  • Mexican President Enrique Peña Nieto unveiled plans to eradicate extreme poverty in Mexico yesterday, launching a “national crusade against hunger” in the country. La Jornada reports that the campaign will focus on 400 of the poorest municipalities in Mexico, and is based partially on the success of anti-poverty initiatives in Brazil in recent years. El Universal notes that Peña Nieto’s choice to make the announcement in Las Margaritas, Chiapas -- a strong support base of the Zapatista movement -- was not a coincidence.
  • More than 150 local police in the northern Mexico state of Durango were detained in a January 18 operation for ties to organized crime, the AFP reports. Among those arrested were the public security heads of Gomez Palacio and Lerdo, effectively leaving both cities without a law enforcement presence, according to Animal Politico.

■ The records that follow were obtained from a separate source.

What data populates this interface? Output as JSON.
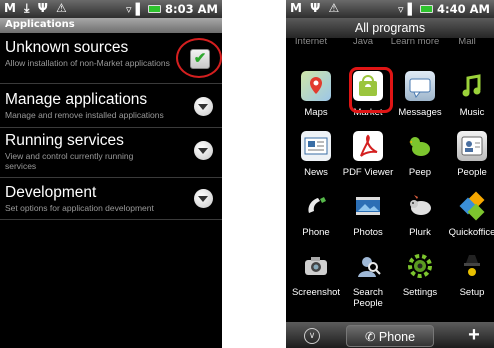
{
  "left_screen": {
    "status_bar": {
      "left_icons": "M ⤓ Ψ ⚠",
      "time": "8:03 AM"
    },
    "section_header": "Applications",
    "settings": [
      {
        "title": "Unknown sources",
        "subtitle": "Allow installation of non-Market applications",
        "control": "checkbox",
        "checked": true,
        "check_glyph": "✔"
      },
      {
        "title": "Manage applications",
        "subtitle": "Manage and remove installed applications",
        "control": "expand-arrow"
      },
      {
        "title": "Running services",
        "subtitle": "View and control currently running services",
        "control": "expand-arrow"
      },
      {
        "title": "Development",
        "subtitle": "Set options for application development",
        "control": "expand-arrow"
      }
    ],
    "highlight_color": "#d41f1f"
  },
  "right_screen": {
    "status_bar": {
      "left_icons": "M Ψ ⚠",
      "time": "4:40 AM"
    },
    "header": "All programs",
    "cut_off_labels": [
      "Internet",
      "Java",
      "Learn more",
      "Mail"
    ],
    "apps": [
      {
        "label": "Maps",
        "icon": "maps-icon"
      },
      {
        "label": "Market",
        "icon": "market-icon",
        "highlighted": true
      },
      {
        "label": "Messages",
        "icon": "messages-icon"
      },
      {
        "label": "Music",
        "icon": "music-icon"
      },
      {
        "label": "News",
        "icon": "news-icon"
      },
      {
        "label": "PDF Viewer",
        "icon": "pdf-viewer-icon"
      },
      {
        "label": "Peep",
        "icon": "peep-icon"
      },
      {
        "label": "People",
        "icon": "people-icon"
      },
      {
        "label": "Phone",
        "icon": "phone-icon"
      },
      {
        "label": "Photos",
        "icon": "photos-icon"
      },
      {
        "label": "Plurk",
        "icon": "plurk-icon"
      },
      {
        "label": "Quickoffice",
        "icon": "quickoffice-icon"
      },
      {
        "label": "Screenshot",
        "icon": "camera-icon"
      },
      {
        "label": "Search People",
        "icon": "search-people-icon"
      },
      {
        "label": "Settings",
        "icon": "settings-icon"
      },
      {
        "label": "Setup",
        "icon": "setup-icon"
      }
    ],
    "bottom_bar": {
      "phone_label": "Phone",
      "plus_glyph": "+",
      "down_glyph": "∨"
    },
    "highlight_color": "#e01515"
  }
}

  • The LA Times reports on the discovery of an underground aquifer beneath the eastern Mexico City neighborhood of Iztapalapa, which has the potential to ease a water shortage affecting much of the city.
  • El Salvador’s El Faro reports that a second phase of the government-facilitated truce between the MS-13 and Barrio 18 street gangs has received official endorsement. On Friday, the mayors of four cities belonging to both the FMLN and ARENA political parties announced that they will participate in a plan to create “peace zones” in the country, in which the gangs would agree to cease criminal activity and cooperate with official gang prevention, reinsertion and job training programs.
  • In a move likely intended to improve his record on supporting press freedom, Ecuadoran President Rafael Correa has announced that the government will help subsidize a pay hike for journalists working for small scale media outlets. According to El Comercio, the president (who is currently running for re-election) made the announcement after mandating a minimum wage increase  for journalists in December which forced some media outlets to cut the size of their staff.
  • Although the country is generally known for having some of the most permissive immigration policies due to a constitutional guarantee of “universal citizenship,” the country is now requiring Cuban citizens to present a “letter of invitation” to enter the country. EFE reports that 25 Cubans who sought to take advantage of the government’s recently-announced travel reforms were denied entry into the country on Monday because of the new regulation.
  • An analysis of internet speeds in Cuba suggests that a fiber-optic cable linking the island to Venezuela has finally been connected, after months of reports suggesting that corruption had delayed construction on the project. Still, according to the Miami Herald, Cuba’s internet speed pales in comparison with other countries in the region.  
  • Siglo21 reports that a Guatemalan tribunal meets today to make a final decision on whether or not former dictator Efrain Rios Montt can be successfully tried on charges of genocide and crimes against humanity.